The Savior Paradox
It’s as if a cat purposely knocks over a vase of flowers and we, too busy to clean, decide to leave the liquid on the floor for days. Allowing it to seep into the wood. Waiting for the animal to sop it up…
After some time, we drop a paper towel from counter-height, letting it float down to rest on top of the spill. The cat lightly dabs its paws on it; does it even know how to clean? It has never had to. The water softens the wooden floorboards below and becomes a permanent part of the foundation.
The flowers, at one point beautiful, wilt and decompose. Someone comes by to pick them up, and lay down fresh flowers on the original gravesite. We tell guests to just step around that spot when they come for dinner. Sorry, it was the cat. You know how they are.
The dictionary defines “diaspora” as the spreading out of a group of people. Synonyms being disbandment, dissolution, escape. Disbandment implies a group agreement to do other things, yet escape means forced. Did Africans collectively decide to “do other things,” away from their home countries?
Historians frequently use the term “African diaspora” to refer to those who were forcibly part of the Atlantic Slave Trade. Today we talk about the diaspora in reference to anyone of African origin who no longer lives on the continent. There is an implication that these people are still interested in the wellbeing of Africa as an entity, or at least in their specific home country. The question then becomes, are these the people who should be held responsible for improving socioeconomic conditions on the continent?
Truthfully, the entire world is invested in Africa, whether for self-serving (economic, paternalistic), or altruistic (moral, religious) reasons. Governments, nonprofits, and individuals alike hold stakes in the Motherland, yet Africa is continuously ranked at the poorest continent (by per capita GDP).
Are colonizers, rapists, enslavers, and their descendents waiting for Africa to solve the problems they themselves caused? Are Africans hoping for external aid that will eventually offset the damage done by external powers? Members of the diaspora have two options: focus on building their own individual wealth, leaving the reparation work in Africa to international NGOs and foreign/local governments, or work on building capacity in their home nation themselves.
It is not selfish for the diaspora to focus on individual wealth.
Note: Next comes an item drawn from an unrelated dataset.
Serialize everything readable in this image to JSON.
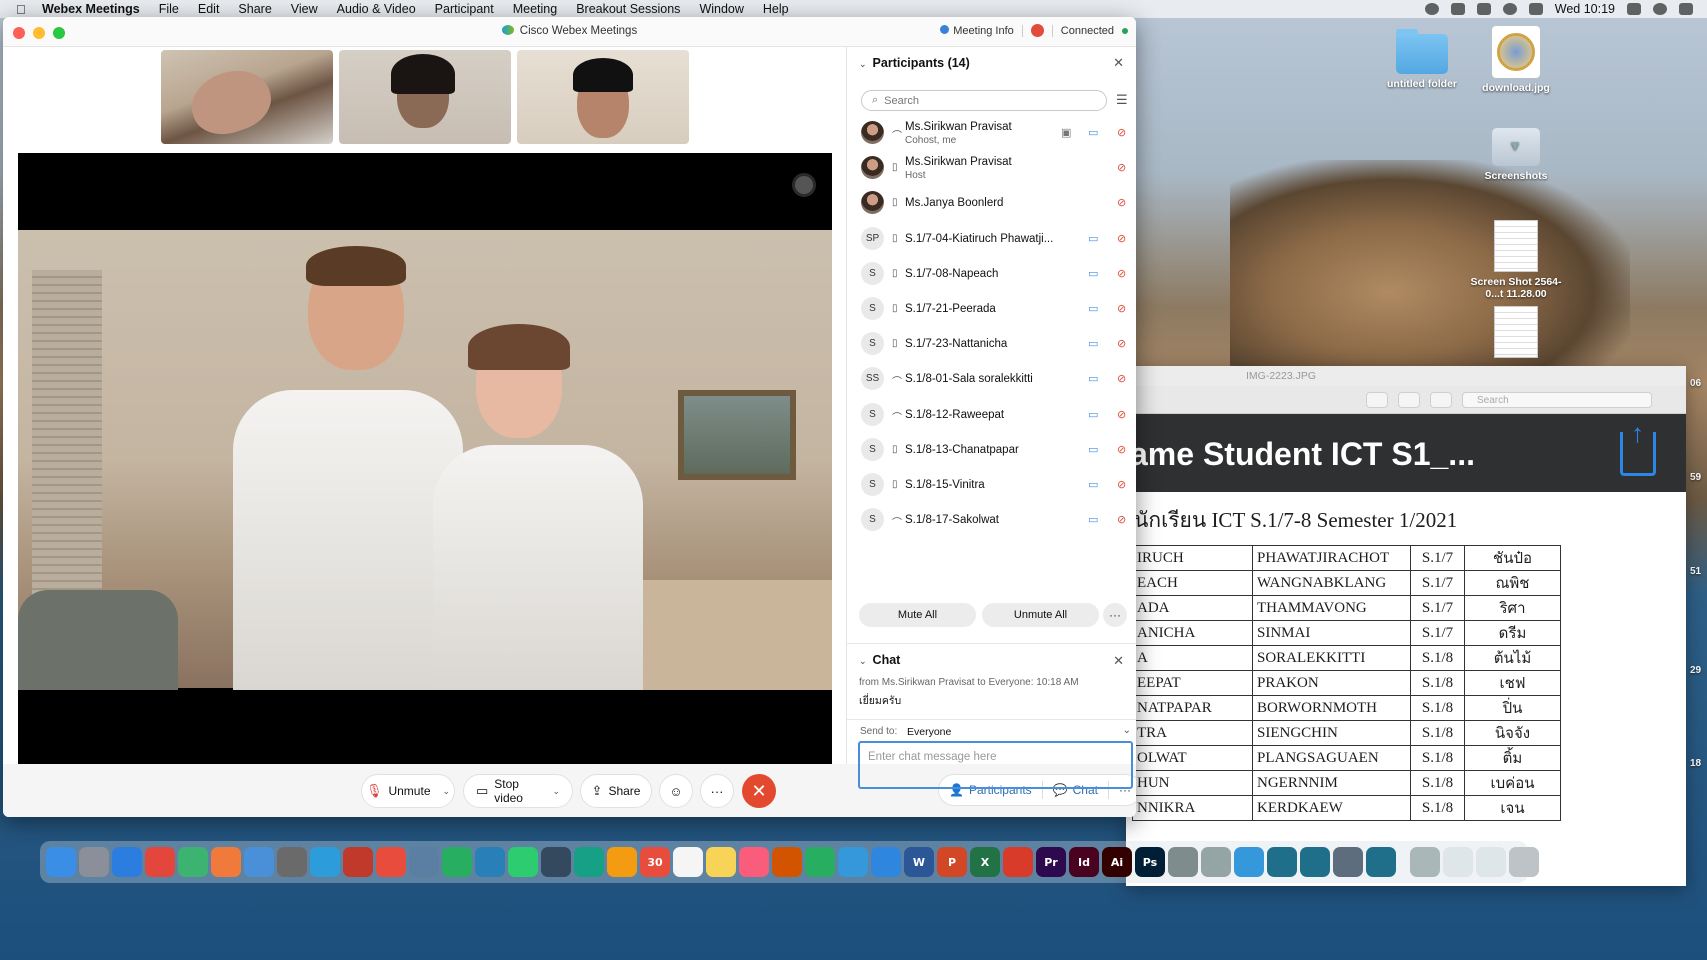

If we consider the diaspora as simply African people outside of Africa, then it would appear to be the most tremendous act of colonial defiance in and of itself. By leaving the continent, people of the diaspora literally deconstructed colonial spaces.
Now, by focusing on themselves as individuals, they can use the entire world as their platform for writing new, anti-colonial, stories. Quite literally rewriting history is undoubtedly impactful for present-day Africa.
At the same time, let’s not forget that there are African-founded and run organizations that focus on education, conservation, and maternal health, just to give a few examples. However, if so much African talents continue to choose work predominantly outside of Africa, then the majority of development projects within the continent will continue to be headed by foreign governments and outside organizations (do a Google search for African NGOs -- a quick look at most of the organizations’ websites will reveal an “about the founder” page; the existence of such a page guarantees that you’ll be blessed with the picture of a White Savior ®).
It is an acknowledged truth of international aid that foreign resources have never developed anything lasting, but have instead been (at best) an ally to local efforts and an immediate but temporary alleviation of poverty. The best kind of aid works like an intern to strong existing governments.
There are two issues in Africa then: lack of effective governments, and misaligned goals. Do the goals of African governments align with those of the African people? And more pressingly to an outsider like myself, do the goals of aid organizations and foreign governments align with those of the African people? I mean, really, how would that even be possible if these efforts are not being spearheaded by the diaspora?
It would be misleading to leave out, here, the paternalism that has now become inherent in international development; yet another downside of accepting aid. Do the paternalistic intentions of aid matter if the receivers are aware of them? Is it fair that African governments must deal with this if they are to accept assistance? What is the alternative?
Will the white world change its approach to Africa anytime soon, or should the people of the diaspora return home to build anew?
Nicole Hicks is a writer, yoga teacher and nonprofit professional. Visit her site to read more articles and learn about what she does.